{{#is type "home" }}<style>{{> homeheadstyles}}</style>{{/is}}



Grunt-plugin grunt-gh-pages makes a gh-pages branch and commits and pushes the output of the dist folder to a remote gh-pages branch on Github. Still find it magical how that works from this command in the terminal: grunt gh-pages.


When you have read the next quote, (from the Javascript Jabber podcast featuring the creators of Assemble; Brian Woodward and Jon Schlinkert), it will not come as a suprise that there is also a converted implementation of Brad Frost’s Patternlab (originally in PHP), made with Assemble. Creating live styleguides on top of boilerplates like this are one of those things static site generators are made for.
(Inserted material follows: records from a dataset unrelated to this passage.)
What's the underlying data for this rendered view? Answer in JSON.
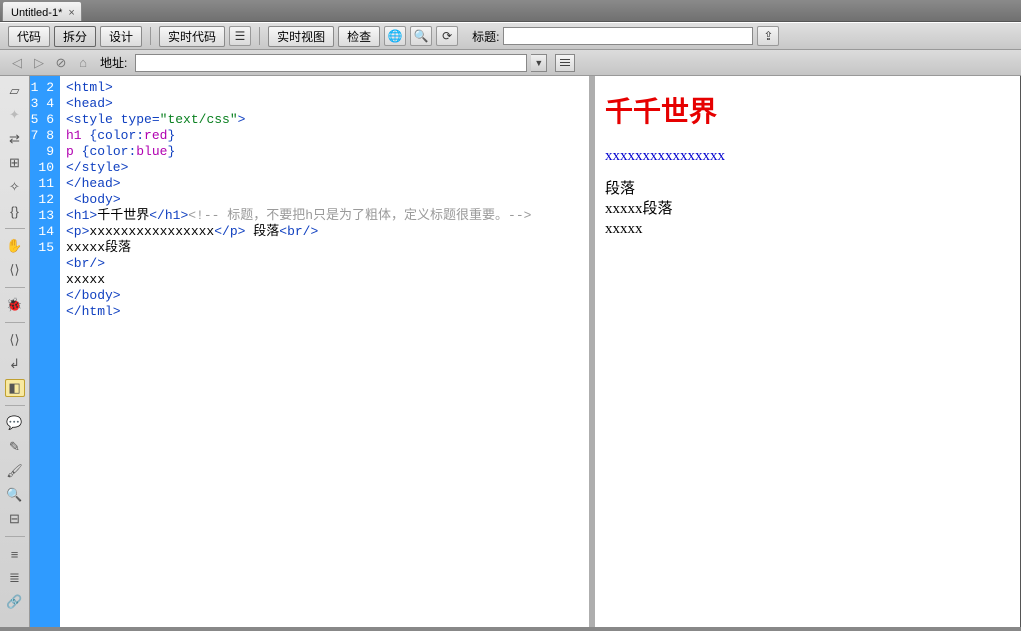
{
  "tab": {
    "title": "Untitled-1*",
    "close": "×"
  },
  "toolbar": {
    "code": "代码",
    "split": "拆分",
    "design": "设计",
    "live_code": "实时代码",
    "live_view": "实时视图",
    "inspect": "检查",
    "title_label": "标题:",
    "title_value": ""
  },
  "addressbar": {
    "label": "地址:",
    "value": ""
  },
  "code": {
    "lines": [
      {
        "n": "1",
        "html": "<span class='tag'>&lt;html&gt;</span>"
      },
      {
        "n": "2",
        "html": "<span class='tag'>&lt;head&gt;</span>"
      },
      {
        "n": "3",
        "html": "<span class='tag'>&lt;style</span> <span class='attr'>type=</span><span class='val'>\"text/css\"</span><span class='tag'>&gt;</span>"
      },
      {
        "n": "4",
        "html": "<span class='css-sel'>h1</span> <span class='css-brace'>{</span><span class='css-prop'>color:</span><span class='css-val'>red</span><span class='css-brace'>}</span>"
      },
      {
        "n": "5",
        "html": "<span class='css-sel'>p</span> <span class='css-brace'>{</span><span class='css-prop'>color:</span><span class='css-val'>blue</span><span class='css-brace'>}</span>"
      },
      {
        "n": "6",
        "html": "<span class='tag'>&lt;/style&gt;</span>"
      },
      {
        "n": "7",
        "html": "<span class='tag'>&lt;/head&gt;</span>"
      },
      {
        "n": "8",
        "html": " <span class='tag'>&lt;body&gt;</span>"
      },
      {
        "n": "9",
        "html": "<span class='tag'>&lt;h1&gt;</span><span class='txt'>千千世界</span><span class='tag'>&lt;/h1&gt;</span><span class='cmt'>&lt;!-- 标题，不要把h只是为了粗体，定义标题很重要。--&gt;</span>"
      },
      {
        "n": "10",
        "html": "<span class='tag'>&lt;p&gt;</span><span class='txt'>xxxxxxxxxxxxxxxx</span><span class='tag'>&lt;/p&gt;</span> <span class='txt'>段落</span><span class='tag'>&lt;br/&gt;</span>"
      },
      {
        "n": "11",
        "html": "<span class='txt'>xxxxx段落</span>"
      },
      {
        "n": "12",
        "html": "<span class='tag'>&lt;br/&gt;</span>"
      },
      {
        "n": "13",
        "html": "<span class='txt'>xxxxx</span>"
      },
      {
        "n": "14",
        "html": "<span class='tag'>&lt;/body&gt;</span>"
      },
      {
        "n": "15",
        "html": "<span class='tag'>&lt;/html&gt;</span>"
      }
    ]
  },
  "preview": {
    "h1": "千千世界",
    "p": "xxxxxxxxxxxxxxxx",
    "line1": "段落",
    "line2": "xxxxx段落",
    "line3": "xxxxx"
  }
}
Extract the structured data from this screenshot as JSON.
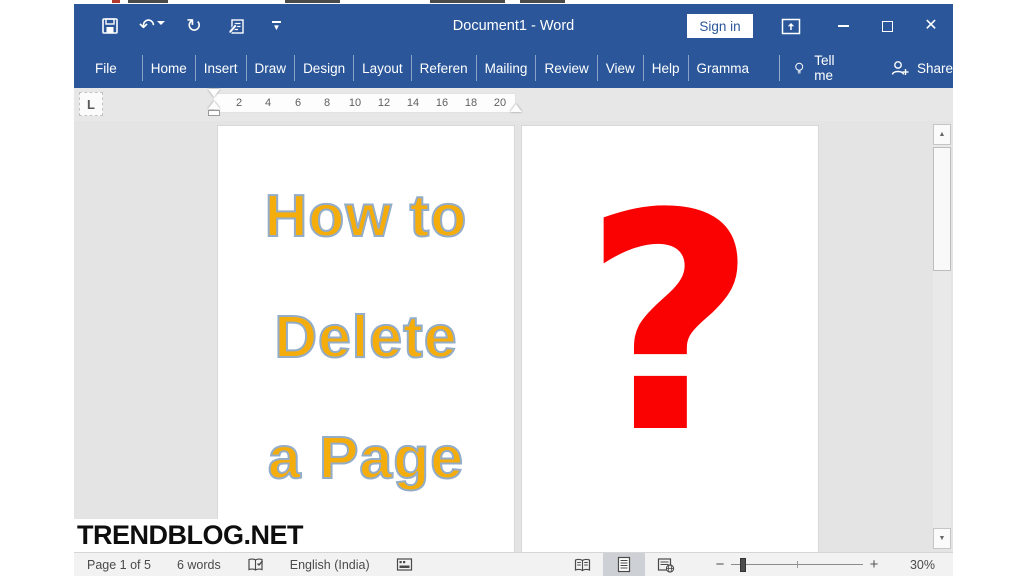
{
  "window": {
    "titlebar": {
      "title": "Document1 - Word",
      "sign_in_label": "Sign in"
    },
    "ribbon": {
      "tabs": [
        "File",
        "Home",
        "Insert",
        "Draw",
        "Design",
        "Layout",
        "Referen",
        "Mailing",
        "Review",
        "View",
        "Help",
        "Gramma"
      ],
      "tell_me_label": "Tell me",
      "share_label": "Share"
    },
    "ruler": {
      "numbers": [
        "2",
        "4",
        "6",
        "8",
        "10",
        "12",
        "14",
        "16",
        "18",
        "20"
      ]
    },
    "document": {
      "page1_lines": [
        "How to",
        "Delete",
        "a Page"
      ],
      "page2_symbol": "?",
      "heading_color": "#F5AD0C",
      "heading_outline_color": "#93ACC8",
      "symbol_color": "#FA0202"
    },
    "watermark": "TRENDBLOG.NET",
    "statusbar": {
      "page_indicator": "Page 1 of 5",
      "word_count": "6 words",
      "language": "English (India)",
      "zoom_level": "30%"
    }
  },
  "icons": {
    "undo": "↶",
    "redo": "↻",
    "minimize": "–",
    "close": "✕",
    "scroll_up": "▲",
    "scroll_down": "▼",
    "ruler_tab_selector": "L",
    "zoom_minus": "−",
    "zoom_plus": "+"
  },
  "colors": {
    "titlebar_blue": "#2B579A",
    "doc_background": "#E4E4E4",
    "statusbar_bg": "#F2F2F2"
  }
}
We built a bunch of models and lorem ipsum type things for the buttons and for placeholder text with all the different components. And Assemble can just essentially iterate over all of those components and build the actual final components. But at the same time, it can also build all of the pages for demoing the components. So, you could for instance build a website with Assemble that is mostly text, like a blog or a regular website. But also then have a component showcase where you’re taking all of the partials or includes that you’ve created for the site and just create another destination path essentially for Assemble to build all of those components individually to showcase them. So, in one build you can build a component showcase and use those same components in the actual site …


  1. on the grunt build command, depending on the existing files in your src/content folder _(or whatever the name of that folder is: can be anything you like), also: can have subfolders too, it’s smart about that)_
  2. YAML-front-matter
  3. The build in handlebar helpers; there is if, unless, each, with and lookup. For an example of each, checkout the tutorial on maddesigns (in german).
  4. By “boilerplate”, I mean a complete folder structure with a Gruntfile.js and package.json files. With this being a Grunt-plugin, this also means a git-repo, (you can do yourself a big favor by making yourself familiar with that as well, if you haven't already). In the .gitignore file (in the root of the project-folder) you can add the output-folder, often called dist, to the list there: no need to keep this in the repo.



This article was also published on Codepen